As the US unemployment rate continues to drop, employers in various industries have been challenged by high turnover rates, especially for lower-level positions. In some cases, employers struggle to even fill positions at all. These trends have led forward-thinking employers to turn to non-traditional candidates—people changing industries, people without degrees, and people with criminal records—to join their ranks.
Who are non-traditional candidates?
As the name suggests, a non-traditional candidate is anyone who might not meet traditional hiring criteria.
- A candidate with an alternative educational background, outside of traditional academic institutions. Advanced degrees are pricey, and there are many online educational platforms that rival the quality of a university. Coursera, Wall Street Prep, CodeSchool, App Academy, and Khan Academy are just a few examples of how non-traditional candidates are educating themselves for a fraction of the cost.

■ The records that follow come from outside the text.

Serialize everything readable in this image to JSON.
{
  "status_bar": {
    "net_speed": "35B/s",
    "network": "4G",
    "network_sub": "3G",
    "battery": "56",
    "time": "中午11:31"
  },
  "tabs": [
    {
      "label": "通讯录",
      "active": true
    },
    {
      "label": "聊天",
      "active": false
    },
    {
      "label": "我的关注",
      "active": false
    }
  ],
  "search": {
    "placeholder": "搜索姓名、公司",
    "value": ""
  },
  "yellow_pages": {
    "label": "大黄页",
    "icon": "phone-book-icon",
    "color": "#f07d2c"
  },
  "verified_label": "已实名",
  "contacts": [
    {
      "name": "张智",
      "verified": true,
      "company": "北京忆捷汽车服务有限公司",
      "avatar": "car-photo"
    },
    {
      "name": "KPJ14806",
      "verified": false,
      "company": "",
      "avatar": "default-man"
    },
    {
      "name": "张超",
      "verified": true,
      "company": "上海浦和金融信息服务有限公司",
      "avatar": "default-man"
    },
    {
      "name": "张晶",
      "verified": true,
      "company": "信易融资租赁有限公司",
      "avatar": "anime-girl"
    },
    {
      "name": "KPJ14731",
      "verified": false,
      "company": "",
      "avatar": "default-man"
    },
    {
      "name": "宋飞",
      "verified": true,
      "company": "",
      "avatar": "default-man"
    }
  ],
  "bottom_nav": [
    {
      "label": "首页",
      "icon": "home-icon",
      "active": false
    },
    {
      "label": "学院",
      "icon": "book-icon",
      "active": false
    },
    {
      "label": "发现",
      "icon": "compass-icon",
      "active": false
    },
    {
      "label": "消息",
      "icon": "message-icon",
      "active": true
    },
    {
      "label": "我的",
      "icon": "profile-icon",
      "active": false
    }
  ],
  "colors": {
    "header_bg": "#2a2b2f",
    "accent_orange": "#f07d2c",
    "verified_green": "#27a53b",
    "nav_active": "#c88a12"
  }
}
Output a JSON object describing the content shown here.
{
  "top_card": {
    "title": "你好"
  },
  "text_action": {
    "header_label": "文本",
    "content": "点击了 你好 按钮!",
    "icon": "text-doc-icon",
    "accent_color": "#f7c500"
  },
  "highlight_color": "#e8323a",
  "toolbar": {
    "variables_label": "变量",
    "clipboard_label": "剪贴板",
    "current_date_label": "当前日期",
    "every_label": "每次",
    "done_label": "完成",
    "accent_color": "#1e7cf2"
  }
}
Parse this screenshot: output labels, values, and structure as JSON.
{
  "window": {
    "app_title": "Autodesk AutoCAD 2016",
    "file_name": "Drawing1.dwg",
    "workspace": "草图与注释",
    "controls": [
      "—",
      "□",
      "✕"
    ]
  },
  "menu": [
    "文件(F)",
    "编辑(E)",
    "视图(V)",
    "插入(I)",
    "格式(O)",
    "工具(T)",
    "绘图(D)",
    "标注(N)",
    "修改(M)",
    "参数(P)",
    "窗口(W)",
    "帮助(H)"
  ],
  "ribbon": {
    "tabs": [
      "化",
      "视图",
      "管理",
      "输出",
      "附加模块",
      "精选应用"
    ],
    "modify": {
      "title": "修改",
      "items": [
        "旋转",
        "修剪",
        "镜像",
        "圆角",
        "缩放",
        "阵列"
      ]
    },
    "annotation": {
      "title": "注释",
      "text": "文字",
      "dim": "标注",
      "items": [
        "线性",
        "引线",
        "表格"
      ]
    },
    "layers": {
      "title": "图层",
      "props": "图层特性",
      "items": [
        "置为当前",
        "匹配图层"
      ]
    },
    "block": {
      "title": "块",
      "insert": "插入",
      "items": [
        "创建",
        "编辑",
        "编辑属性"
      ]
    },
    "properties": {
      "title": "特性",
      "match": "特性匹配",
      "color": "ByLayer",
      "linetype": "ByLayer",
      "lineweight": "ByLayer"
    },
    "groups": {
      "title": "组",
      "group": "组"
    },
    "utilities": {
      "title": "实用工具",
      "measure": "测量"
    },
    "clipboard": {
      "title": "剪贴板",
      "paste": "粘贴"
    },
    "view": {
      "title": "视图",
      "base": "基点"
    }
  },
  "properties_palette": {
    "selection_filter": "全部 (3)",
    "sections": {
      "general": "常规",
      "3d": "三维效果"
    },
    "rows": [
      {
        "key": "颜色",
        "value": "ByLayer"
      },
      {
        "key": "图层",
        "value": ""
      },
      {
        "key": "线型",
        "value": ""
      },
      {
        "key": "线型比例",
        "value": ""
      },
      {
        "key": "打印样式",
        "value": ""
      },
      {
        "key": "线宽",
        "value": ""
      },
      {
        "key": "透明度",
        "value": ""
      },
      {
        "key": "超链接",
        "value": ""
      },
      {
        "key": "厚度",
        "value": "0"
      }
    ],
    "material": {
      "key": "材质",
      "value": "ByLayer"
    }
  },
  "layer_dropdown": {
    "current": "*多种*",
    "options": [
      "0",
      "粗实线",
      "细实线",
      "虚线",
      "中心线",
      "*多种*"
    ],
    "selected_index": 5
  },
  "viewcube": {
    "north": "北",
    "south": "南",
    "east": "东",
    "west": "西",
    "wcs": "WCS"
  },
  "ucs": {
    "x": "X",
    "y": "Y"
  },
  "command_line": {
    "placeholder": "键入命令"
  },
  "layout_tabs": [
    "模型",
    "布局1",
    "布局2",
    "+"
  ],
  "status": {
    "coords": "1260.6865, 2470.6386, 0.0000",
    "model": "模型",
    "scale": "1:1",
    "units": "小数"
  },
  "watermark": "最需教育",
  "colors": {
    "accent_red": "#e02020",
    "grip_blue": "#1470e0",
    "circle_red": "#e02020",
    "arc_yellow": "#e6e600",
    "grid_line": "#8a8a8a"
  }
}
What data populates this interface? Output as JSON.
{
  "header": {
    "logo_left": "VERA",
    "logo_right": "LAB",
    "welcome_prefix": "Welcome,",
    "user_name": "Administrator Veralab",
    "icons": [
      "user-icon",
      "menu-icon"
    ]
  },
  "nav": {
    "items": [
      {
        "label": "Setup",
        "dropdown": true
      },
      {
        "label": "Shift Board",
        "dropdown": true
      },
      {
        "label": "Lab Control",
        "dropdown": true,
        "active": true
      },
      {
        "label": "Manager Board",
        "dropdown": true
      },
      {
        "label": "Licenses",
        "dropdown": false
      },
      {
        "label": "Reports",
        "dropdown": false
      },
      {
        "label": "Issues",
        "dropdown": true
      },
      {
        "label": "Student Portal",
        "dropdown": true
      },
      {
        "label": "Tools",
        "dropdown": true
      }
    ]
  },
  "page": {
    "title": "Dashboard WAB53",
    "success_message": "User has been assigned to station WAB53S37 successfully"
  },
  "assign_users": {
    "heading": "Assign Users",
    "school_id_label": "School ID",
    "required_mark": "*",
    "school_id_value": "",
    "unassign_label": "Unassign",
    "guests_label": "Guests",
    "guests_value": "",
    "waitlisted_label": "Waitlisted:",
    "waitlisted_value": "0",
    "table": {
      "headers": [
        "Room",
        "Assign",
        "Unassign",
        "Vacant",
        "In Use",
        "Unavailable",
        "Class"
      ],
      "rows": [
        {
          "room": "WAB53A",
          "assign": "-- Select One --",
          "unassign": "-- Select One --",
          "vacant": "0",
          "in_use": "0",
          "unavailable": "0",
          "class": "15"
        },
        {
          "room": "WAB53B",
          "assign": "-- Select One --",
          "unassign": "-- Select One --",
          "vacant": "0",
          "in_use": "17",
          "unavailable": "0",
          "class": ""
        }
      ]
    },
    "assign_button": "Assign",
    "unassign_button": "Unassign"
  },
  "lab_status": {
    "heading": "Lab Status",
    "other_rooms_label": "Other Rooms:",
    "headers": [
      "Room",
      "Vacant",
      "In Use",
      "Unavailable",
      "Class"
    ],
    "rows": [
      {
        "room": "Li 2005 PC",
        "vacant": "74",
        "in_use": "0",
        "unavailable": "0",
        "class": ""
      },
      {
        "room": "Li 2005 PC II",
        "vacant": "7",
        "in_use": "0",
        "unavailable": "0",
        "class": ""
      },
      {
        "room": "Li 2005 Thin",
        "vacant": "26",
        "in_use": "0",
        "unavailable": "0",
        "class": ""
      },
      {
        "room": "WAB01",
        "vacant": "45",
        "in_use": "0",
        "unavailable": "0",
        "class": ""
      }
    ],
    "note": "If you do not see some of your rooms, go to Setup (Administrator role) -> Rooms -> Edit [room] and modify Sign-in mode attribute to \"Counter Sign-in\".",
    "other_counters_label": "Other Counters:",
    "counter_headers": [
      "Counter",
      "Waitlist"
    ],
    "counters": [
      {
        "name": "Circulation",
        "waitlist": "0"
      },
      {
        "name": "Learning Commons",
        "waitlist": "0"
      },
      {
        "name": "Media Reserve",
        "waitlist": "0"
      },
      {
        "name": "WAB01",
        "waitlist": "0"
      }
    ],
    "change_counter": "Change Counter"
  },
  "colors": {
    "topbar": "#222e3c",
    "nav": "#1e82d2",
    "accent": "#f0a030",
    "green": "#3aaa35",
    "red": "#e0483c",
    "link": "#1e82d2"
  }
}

- A person transitioning from a radically different field, either out of personal interest or because their skill set was rendered obsolete by automation/outsourcing. As the labor market increasingly emphasizes flexible “jack-of-all-trades” type candidates, it’s not uncommon to encounter resumés with experience that might seem all over the map. Conservative recruiters might balk and think that these candidates are unfocused and inattentive, while savvy recruiters will realize the latent potential that lies in their wide range of experiences.
- Someone who is currently incarcerated or has been in the past. Both the service industry and manufacturing are examples of how current and former prisoners are put to work. The phenomenon of prisoner labor has been rightly criticized; oftentimes, prisoners work for wages far below the legal minimum. However, as Ben Casselman recently wrote in The New York Times, this is not the case for all employers that employ prisoners. There are many that pay a living wage and help ex-cons reintegrate into society after their sentences end.
Why are they a benefit to my business?
Employers turn to non-traditional candidates when they’re having trouble filling positions, or when they’re faced with high-turnover because more traditional candidates leave too quickly. Non-traditional candidates have their own unique benefits. It’s a well-established fact that gender and ethnic diversity in the workplace, beyond being the right thing to do, is inherently more profitable. The data backs it up—people with different experiences make your team more well-rounded, and better equipped to deal with problems. As Austin Belcak of Grads of LifeVoice writes for Forbes, “cookie cutter teams” constituted by what would be considered to be ideal candidates actually “suffer from a lack of diverse thinking” and are “more likely to overlook errors or miss solutions that could potentially undermine your success.”
Industries across the board—from manufacturing to tech to service to the arts—are embracing non-traditional candidates. Beyond diversifying your workplace, turning to non-traditional candidates is a financially-savvy decision. The labor market has shorted these candidates because they didn’t fit unnecessarily narrow criteria. Because of this, they’re highly enthusiastic while ready to take positions for a lower salary than a traditional candidate.
How can I recruit them?
Recruiting non-traditional candidates begins at the job listing. It’s important not to deter candidates with stringent restrictions on experience or educational background. In addition to your EEO Statement, include a note that non-traditional applicants are welcome to apply, and that you welcome degreeless candidates, older candidates, formerly incarcerated candidates, or those who might not otherwise typically apply.
Beyond the job posting, consider adjusting your recruitment strategy for non-traditional candidates. These adjustments could include highlighting the success of non-traditional candidates within your company on your hiring blog. Consider running ads in publications that might not be part of your target audience, but rather in an adjacent field. This will go a long way towards cultivating your reputation as a company that is friendly towards non-traditional candidates. Adjust your recruitment strategy and it will increase the number of non-traditional resumés that make it to your HR department. From there, you will be able to reap the benefits: a lower turnover rate combined with cost-effective, innovative, employees in your workplace.